miniatures army, how to paint it, as well as hints
on making terrain to boost the look and feel of the
right-hand page of the folder has a quote from Napoleon
Bonaparte and there are eight colour images from renowned
battle artist Keith Rocco.
most of all gamers will want to know what the main
rules changes are - so here they are:
simplified wheeling movement in the standard game
(The original rule has been moved to the Optional
Reserves where you can do hidden movement without
crews will be able to rout on their guns if their
battery is not occupied
supply rules that even allows for looting
can withdraw if faced by attacking formed cavalry
Alternate Combat Order of Choice: The choice of
the order in which combats are resolved. (In the
First Edition, the phasing player determined the
order of combat resolution. The new optional rule
allows for the alternate resolution of combats from
the phasing to the non-phasing player.)
Rules for Supply: This includes expanded rules for
supply lines, a rule for looting and modifiers to
allow for problems with discipline.
of the classic struggles you can fight with Napoleon's
Battles (2nd) are Valmy, Marengo, Auerstadt, Talavera,
Albuera, Lutzen and Craonne, with new and revised
(August 15, 1799): Russian general Suvarov's victory
over the French in northern Italy.
(June 14, 1809): Eugene Beauharnais' victory over
Austria's Archduke John.
(August 12, 1812): Napoleon's Austrian and Saxon
allies take on the Russians.
Bras (June 16, 1815): Wellington versus Ney at the
crossroads that can decide the 100 Days' Campaign.
(June 18, 1815): Wellington and Blucher line up
against Napoleon in the deciding battle of the Napoleonic
Wars. There have been changes to the order of battle,
arrival times of units and a re-evaluation of many
of the units.
The rules book includes:
Rules and Optional Rules with numbered paragraphs
for easy reference.
350 combat units rated in 13 categories.
points system allowing gamers to design their own

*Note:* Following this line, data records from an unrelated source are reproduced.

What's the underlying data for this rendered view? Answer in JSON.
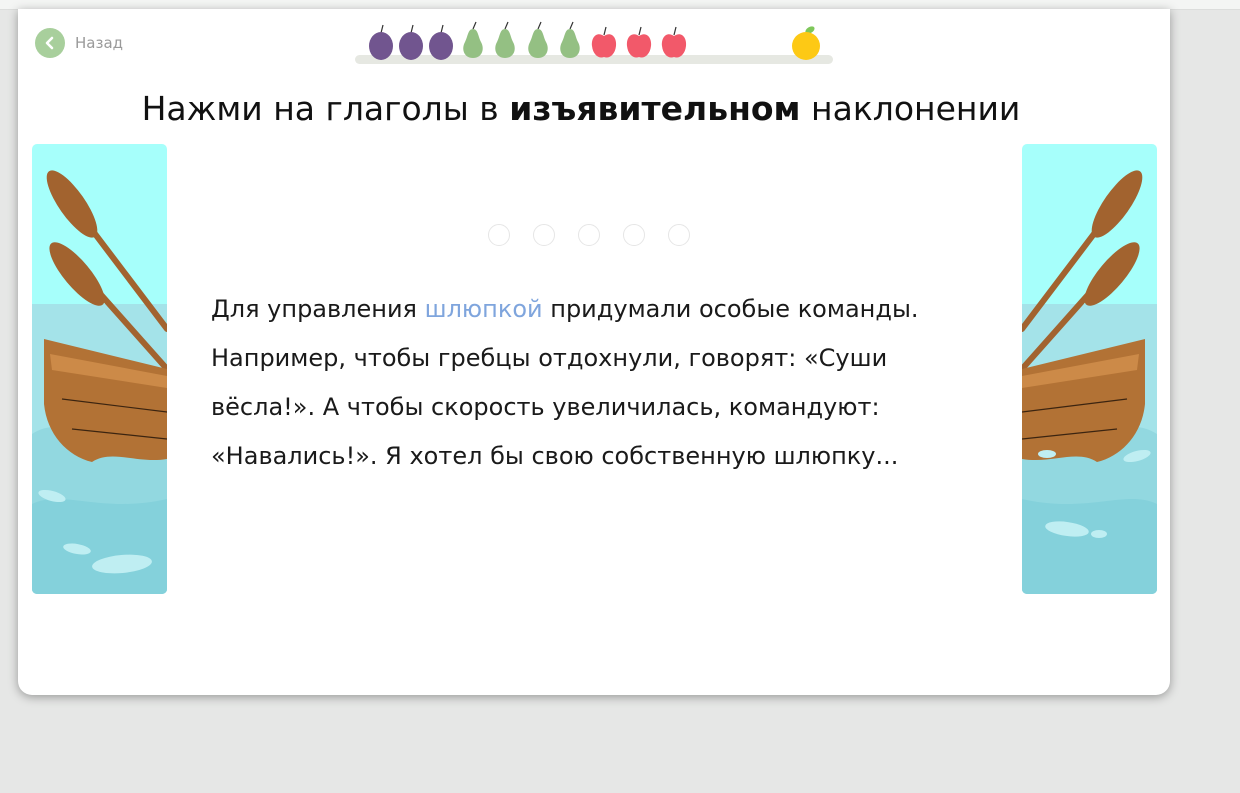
{
  "nav": {
    "back_label": "Назад",
    "back_icon": "chevron-left-icon"
  },
  "progress": {
    "fruits": [
      "plum",
      "plum",
      "plum",
      "pear",
      "pear",
      "pear",
      "pear",
      "apple",
      "apple",
      "apple"
    ],
    "goal_fruit": "orange",
    "colors": {
      "plum": "#71558f",
      "pear": "#94c083",
      "apple": "#f2596a",
      "orange": "#fdc915"
    }
  },
  "task": {
    "title_before": "Нажми на глаголы в ",
    "title_bold": "изъявительном",
    "title_after": " наклонении"
  },
  "steps": {
    "total": 5,
    "done": 0
  },
  "passage": {
    "words": [
      {
        "t": "Для"
      },
      {
        "t": " "
      },
      {
        "t": "управления"
      },
      {
        "t": " "
      },
      {
        "t": "шлюпкой",
        "hl": true
      },
      {
        "t": " "
      },
      {
        "t": "придумали"
      },
      {
        "t": " "
      },
      {
        "t": "особые"
      },
      {
        "t": " "
      },
      {
        "t": "команды."
      },
      {
        "t": " "
      },
      {
        "t": "Например,"
      },
      {
        "t": " "
      },
      {
        "t": "чтобы"
      },
      {
        "t": " "
      },
      {
        "t": "гребцы"
      },
      {
        "t": " "
      },
      {
        "t": "отдохнули,"
      },
      {
        "t": " "
      },
      {
        "t": "говорят:"
      },
      {
        "t": " "
      },
      {
        "t": "«Суши"
      },
      {
        "t": " "
      },
      {
        "t": "вёсла!»."
      },
      {
        "t": " "
      },
      {
        "t": "А"
      },
      {
        "t": " "
      },
      {
        "t": "чтобы"
      },
      {
        "t": " "
      },
      {
        "t": "скорость"
      },
      {
        "t": " "
      },
      {
        "t": "увеличилась,"
      },
      {
        "t": " "
      },
      {
        "t": "командуют:"
      },
      {
        "t": " "
      },
      {
        "t": "«Навались!»."
      },
      {
        "t": " "
      },
      {
        "t": "Я"
      },
      {
        "t": " "
      },
      {
        "t": "хотел"
      },
      {
        "t": " "
      },
      {
        "t": "бы"
      },
      {
        "t": " "
      },
      {
        "t": "свою"
      },
      {
        "t": " "
      },
      {
        "t": "собственную"
      },
      {
        "t": " "
      },
      {
        "t": "шлюпку..."
      }
    ]
  },
  "decor": {
    "sky": "#a6fffb",
    "water": "#a4e3e9",
    "water_deep": "#86d3dc",
    "boat": "#b27235",
    "oar": "#a2632f"
  }
}
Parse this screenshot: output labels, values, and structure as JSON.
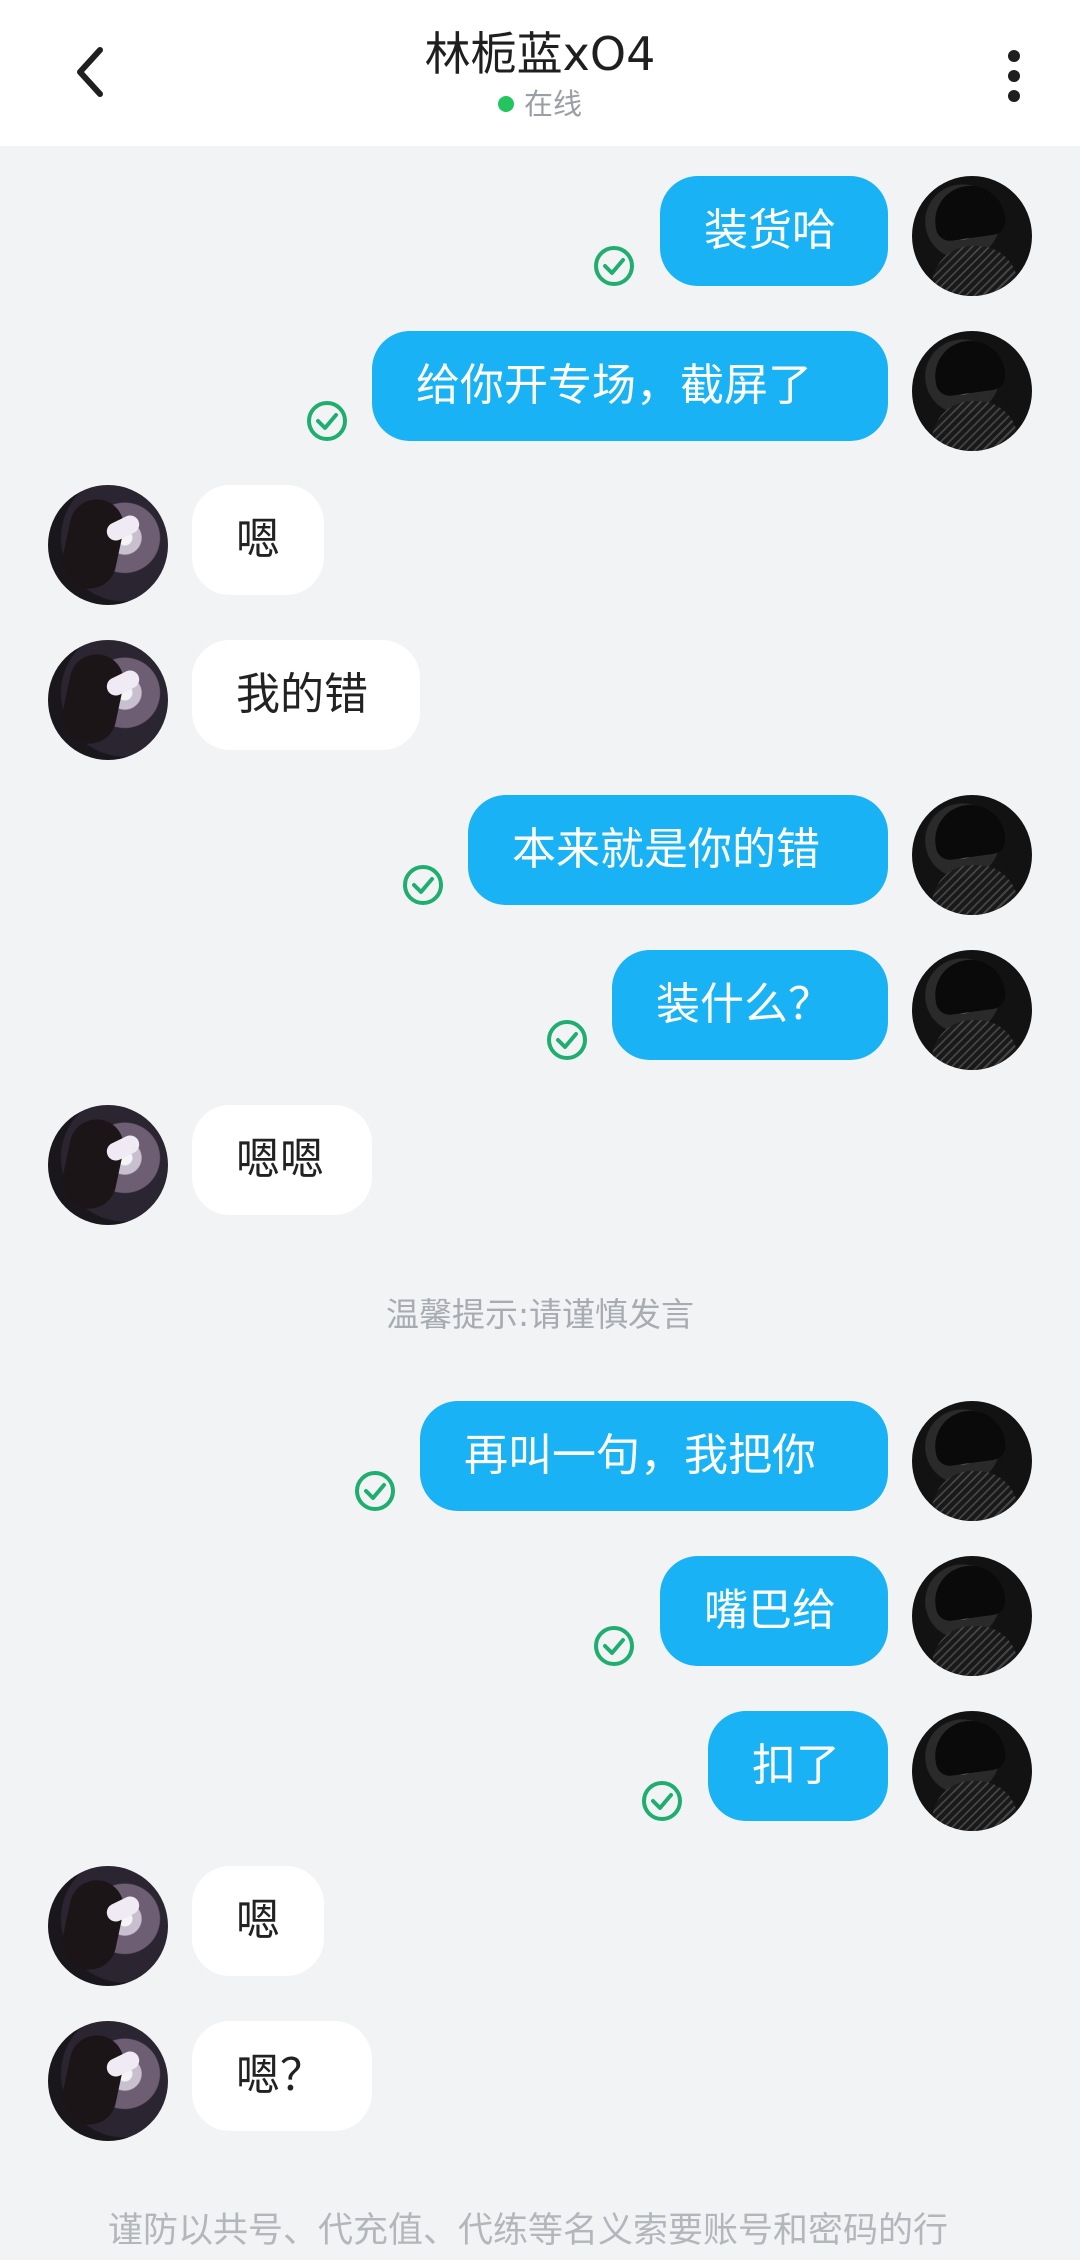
{
  "header": {
    "contact_name": "林栀蓝xO4",
    "status": "在线"
  },
  "messages": [
    {
      "from": "me",
      "text": "装货哈",
      "read": true
    },
    {
      "from": "me",
      "text": "给你开专场，截屏了",
      "read": true
    },
    {
      "from": "other",
      "text": "嗯"
    },
    {
      "from": "other",
      "text": "我的错"
    },
    {
      "from": "me",
      "text": "本来就是你的错",
      "read": true
    },
    {
      "from": "me",
      "text": "装什么？",
      "read": true
    },
    {
      "from": "other",
      "text": "嗯嗯"
    },
    {
      "from": "me",
      "text": "再叫一句，我把你",
      "read": true
    },
    {
      "from": "me",
      "text": "嘴巴给",
      "read": true
    },
    {
      "from": "me",
      "text": "扣了",
      "read": true
    },
    {
      "from": "other",
      "text": "嗯"
    },
    {
      "from": "other",
      "text": "嗯？"
    }
  ],
  "system_tip": "温馨提示:请谨慎发言",
  "warning": "谨防以共号、代充值、代练等名义索要账号和密码的行",
  "icons": {
    "back": "chevron-left-icon",
    "more": "more-vertical-icon",
    "read": "check-circle-icon"
  },
  "colors": {
    "my_bubble": "#19b3f5",
    "other_bubble": "#ffffff",
    "background": "#f2f3f5",
    "online": "#22c55e",
    "read_check": "#1fae6f"
  }
}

for over 2500 generals who served from 1792 to 1815,
each rated each in four key command categories.
design toolkit for gamers.
information on how to paint and assemble a miniature
army and terrain.
review of all the major and minor armies of the
within the set are:
Army Cards for the major and minor European Powers.
and Movement charts and tables.
template and Manouevre template.
Artillery Fire template.
type of battle you want to fight - tactical versus
more strategic, or realistic versus more playable
- will determine whether or not you want to play Napoleon's
you have the first edition then the revised version
will be a must buy.
If you are a newcomer to miniatures then it very much
comes down to the time you want to spend fighting
a battle, the complexity of the rules you want to
learn, the size of the area you have to fight in and
the overall grand look of the miniatures clash.
mine, taking the field with an affordable 15mm army
and being able to fight the large battles is a bonus
that gives Napoleon's Battles a huge advantage
in my eyes.